(Stored dataset items)
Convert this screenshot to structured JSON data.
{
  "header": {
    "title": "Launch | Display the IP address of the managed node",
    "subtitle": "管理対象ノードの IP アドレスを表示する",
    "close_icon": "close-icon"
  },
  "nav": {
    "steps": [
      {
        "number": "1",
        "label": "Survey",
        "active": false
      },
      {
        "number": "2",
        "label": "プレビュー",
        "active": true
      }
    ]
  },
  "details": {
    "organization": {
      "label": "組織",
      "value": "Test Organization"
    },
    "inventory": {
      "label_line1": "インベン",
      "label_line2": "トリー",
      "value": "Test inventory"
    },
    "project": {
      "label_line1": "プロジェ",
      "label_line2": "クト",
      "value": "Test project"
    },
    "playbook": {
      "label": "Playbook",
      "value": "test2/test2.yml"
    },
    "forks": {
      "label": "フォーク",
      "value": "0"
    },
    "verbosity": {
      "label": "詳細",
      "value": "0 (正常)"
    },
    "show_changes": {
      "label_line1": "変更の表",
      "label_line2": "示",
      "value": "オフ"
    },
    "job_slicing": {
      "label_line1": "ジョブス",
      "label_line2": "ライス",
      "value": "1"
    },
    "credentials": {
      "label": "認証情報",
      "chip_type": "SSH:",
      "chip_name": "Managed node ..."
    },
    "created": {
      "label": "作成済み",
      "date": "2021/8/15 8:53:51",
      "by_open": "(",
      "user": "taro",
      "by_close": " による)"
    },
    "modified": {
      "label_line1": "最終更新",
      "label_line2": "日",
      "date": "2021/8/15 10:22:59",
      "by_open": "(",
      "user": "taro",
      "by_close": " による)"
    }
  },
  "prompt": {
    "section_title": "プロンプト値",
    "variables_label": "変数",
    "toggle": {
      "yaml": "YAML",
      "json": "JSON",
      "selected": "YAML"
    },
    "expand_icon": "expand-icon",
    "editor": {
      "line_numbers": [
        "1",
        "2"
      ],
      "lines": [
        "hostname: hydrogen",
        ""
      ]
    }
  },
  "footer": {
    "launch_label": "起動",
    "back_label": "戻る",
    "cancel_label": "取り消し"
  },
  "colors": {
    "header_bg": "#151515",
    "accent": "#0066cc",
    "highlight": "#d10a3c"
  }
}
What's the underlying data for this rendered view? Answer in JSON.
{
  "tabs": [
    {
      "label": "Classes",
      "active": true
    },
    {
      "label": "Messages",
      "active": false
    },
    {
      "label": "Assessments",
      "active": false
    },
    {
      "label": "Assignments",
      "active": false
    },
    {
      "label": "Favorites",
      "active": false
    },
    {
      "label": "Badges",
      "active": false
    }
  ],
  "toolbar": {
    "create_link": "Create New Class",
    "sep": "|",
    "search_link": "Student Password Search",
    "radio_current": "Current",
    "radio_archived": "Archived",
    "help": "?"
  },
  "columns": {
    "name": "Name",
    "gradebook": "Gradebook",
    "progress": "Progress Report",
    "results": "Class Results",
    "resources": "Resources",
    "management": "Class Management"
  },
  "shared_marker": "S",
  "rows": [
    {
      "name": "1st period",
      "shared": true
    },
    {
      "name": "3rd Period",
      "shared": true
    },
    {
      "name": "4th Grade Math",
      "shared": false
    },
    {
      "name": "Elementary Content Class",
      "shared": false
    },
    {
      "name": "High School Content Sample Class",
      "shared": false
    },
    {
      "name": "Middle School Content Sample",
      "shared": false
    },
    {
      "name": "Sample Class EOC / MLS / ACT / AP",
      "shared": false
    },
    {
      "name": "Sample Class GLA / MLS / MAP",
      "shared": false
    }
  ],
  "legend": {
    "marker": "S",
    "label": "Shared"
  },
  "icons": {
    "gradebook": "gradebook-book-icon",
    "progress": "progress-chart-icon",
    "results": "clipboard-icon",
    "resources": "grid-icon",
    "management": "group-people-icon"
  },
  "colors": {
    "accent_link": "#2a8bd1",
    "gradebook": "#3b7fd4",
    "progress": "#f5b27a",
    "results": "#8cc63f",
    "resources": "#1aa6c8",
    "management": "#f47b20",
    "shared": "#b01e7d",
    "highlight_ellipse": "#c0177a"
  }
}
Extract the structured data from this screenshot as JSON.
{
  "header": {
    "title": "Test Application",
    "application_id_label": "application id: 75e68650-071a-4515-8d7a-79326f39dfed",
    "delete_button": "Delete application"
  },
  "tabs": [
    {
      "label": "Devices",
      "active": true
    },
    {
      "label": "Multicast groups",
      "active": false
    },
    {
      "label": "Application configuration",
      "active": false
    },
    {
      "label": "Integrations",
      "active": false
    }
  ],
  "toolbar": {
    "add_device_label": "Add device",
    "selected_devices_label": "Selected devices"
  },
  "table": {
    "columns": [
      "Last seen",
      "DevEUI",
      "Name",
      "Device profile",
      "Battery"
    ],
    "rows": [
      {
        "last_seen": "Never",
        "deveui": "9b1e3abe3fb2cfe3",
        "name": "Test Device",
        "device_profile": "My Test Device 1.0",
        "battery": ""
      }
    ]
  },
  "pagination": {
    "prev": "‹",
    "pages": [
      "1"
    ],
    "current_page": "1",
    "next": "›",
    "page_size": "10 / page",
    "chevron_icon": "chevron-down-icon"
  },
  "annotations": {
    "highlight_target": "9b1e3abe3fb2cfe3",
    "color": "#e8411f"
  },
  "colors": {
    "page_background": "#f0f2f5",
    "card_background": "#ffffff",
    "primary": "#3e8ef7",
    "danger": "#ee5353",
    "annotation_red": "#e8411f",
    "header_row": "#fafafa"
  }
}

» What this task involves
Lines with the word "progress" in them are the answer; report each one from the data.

» Response below
    "progress": "Progress Report",
    "progress": "progress-chart-icon",
    "progress": "#f5b27a",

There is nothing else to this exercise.